How to make green spaces into play places and preserve the peonies in the process
CREATING A FAMILY GARDEN: MAGICAL OUTDOOR SPACES FOR ALL AGES
By Bunny Guinness
Abbeville Press, 168 pp., $29.95
'Creating a Family Garden" author Bunny Guinness designs gardens with children in mind. For anyone who as a youngster was scolded for trampling Mother's peonies, this book is a welcome surprise. Guinness urges that children be given a stake in designing outdoor spaces, and encourages adults to give special thought to child-friendly features in the garden.
In pages of lavish photographs and colorful plans, she explains how to build sand pits, tepees, playhouses, treehouses, and wading pools. She addresses safety issues and points out that gardens can provide one of the few safe areas for children to play in with less supervision.
For parents who have plenty of inventiveness but not a lot of time or money to build fancy structures, Guinness's book touches on the qualities in gardens that can enhance children's play. These include a sense of whimsy (think funny animal sculptures), privacy (secret hiding places), engineering skills (a chance to build things), smaller scale (child-sized garden implements) and creativity (imaginative games).
Creating a Family Garden: Magical Outdoor Spaces for All Children doesn't neglect an adult gardener's need for a space to entertain and relax in. Guinness also offers plans for outdoor dining areas, patios, and brick barbecues.
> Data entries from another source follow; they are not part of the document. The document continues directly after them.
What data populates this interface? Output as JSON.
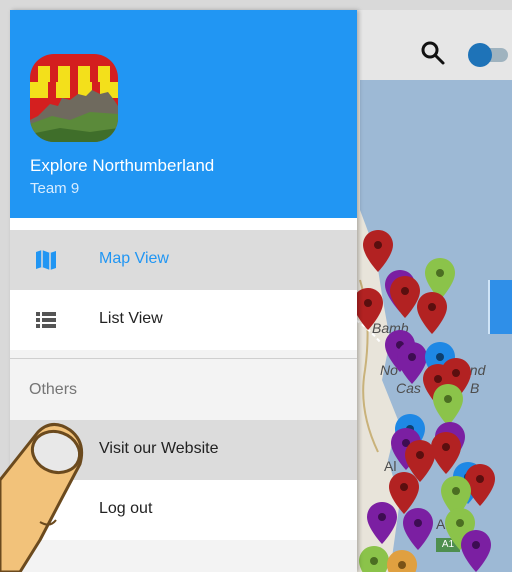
{
  "app": {
    "name": "Explore Northumberland",
    "team": "Team 9"
  },
  "header": {
    "search_icon": "search-icon",
    "toggle_icon": "toggle-switch"
  },
  "menu": {
    "items": [
      {
        "label": "Map View",
        "icon": "map-icon",
        "selected": true
      },
      {
        "label": "List View",
        "icon": "list-icon",
        "selected": false
      }
    ],
    "section_title": "Others",
    "others": [
      {
        "label": "Visit our Website",
        "icon": "web-icon"
      },
      {
        "label": "Log out",
        "icon": "logout-icon"
      }
    ]
  },
  "map": {
    "labels": [
      "Bamb",
      "No",
      "and",
      "Cas",
      "B",
      "Al",
      "Al"
    ],
    "road": "A1"
  },
  "colors": {
    "primary": "#2196f3",
    "selected_bg": "#dcdcdc",
    "marker_red": "#b22222",
    "marker_purple": "#7b1fa2",
    "marker_green": "#8bc34a",
    "marker_blue": "#1e88e5"
  }
}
While her focus is mostly on structures to enhance the garden, she does include a section on suggested plant types, and the photographs demonstrate her garden-design ingenuity. The elaborate plantings surrounding one of the tree houses is worthy of the Swiss Family Robinson.
Guinness suggests that children's attention be deflected from more delicate plants by creating a separate, secluded space where their activities can be camouflaged by groupings of hardy trees and shrubs.
Another tactic is to plant dwarf hedges in front of flower beds to shield tender plants from wayward balls. She emphasizes that the garden's features can change as the children grow up. A sand pit made with a plastic liner can metamorphose into an ornamental pool. A climbing structure can take on another life as a trellis or pergola.
Guinness unabashedly promotes the idea of family togetherness away from indoor toys and video games, which, she points out, "become discarded all too quickly."
The drawbacks to this inviting book are few, but worth mentioning. Because the author lives and designs gardens in England, some of the horticultural information will be less than helpful to North American gardeners. Some of the designs are too elaborate for kids who prefer untidy, eclectic, and improvised outdoor settings.
While Guinness's gardens are picturesque and evocative, most parents would find the work and cost involved in such gardens prohibitive.
So look and be inspired, but don't expect to copy her work plant for plant.
Family gardening gets a boost of a more realistic kind from a delightful how-to book, Kids Garden! The Anytime, Anyplace Guide to Sowing and Growing Fun. Lots of hands-on projects, experiments, horticultural information, and exploration fill the pages of this inexpensive, paperback book by Avery Hart and Paul Mantell.
This book has the virtue of being useful to apartment-bound city children, as well as kids with backyards. It explains how to start a windowsill herb or salad garden.
Cheerful line drawings encourage a sense of play and discovery about gardening, and the book's aim is clearly to instill in its young readers a lifelong appreciation for nature.
* April Austin reviews gardening books for the Monitor.
Other Garden Books
By Avery Hart and Paul Mantell
158 pp., $12.95
A PATCH OF EDEN: AMERICA'S INNER-CITY GARDENERS
By H. Patricia Hynes
Chelsea Green Publishing
185 pp., $18.95
THE GARDENS OF ELLEN BIDDLE SHIPMAN
By Judith B. Tankard
Sagapress, 230 pp., $39.95
ROSEMARY VEREY'S ENGLISH COUNTRY GARDENS
By Rosemary Verey
192 pp., $36
PLANTS THAT MERIT ATTENTION VOL. II: SHRUBS
By Janet Meakin Poor and Nancy Peterson Brewster
363 pp., $59.95
THE GARDENER'S GUIDE TO GROWING IVIES
By Peter Q. Rose
160 pp., $29.95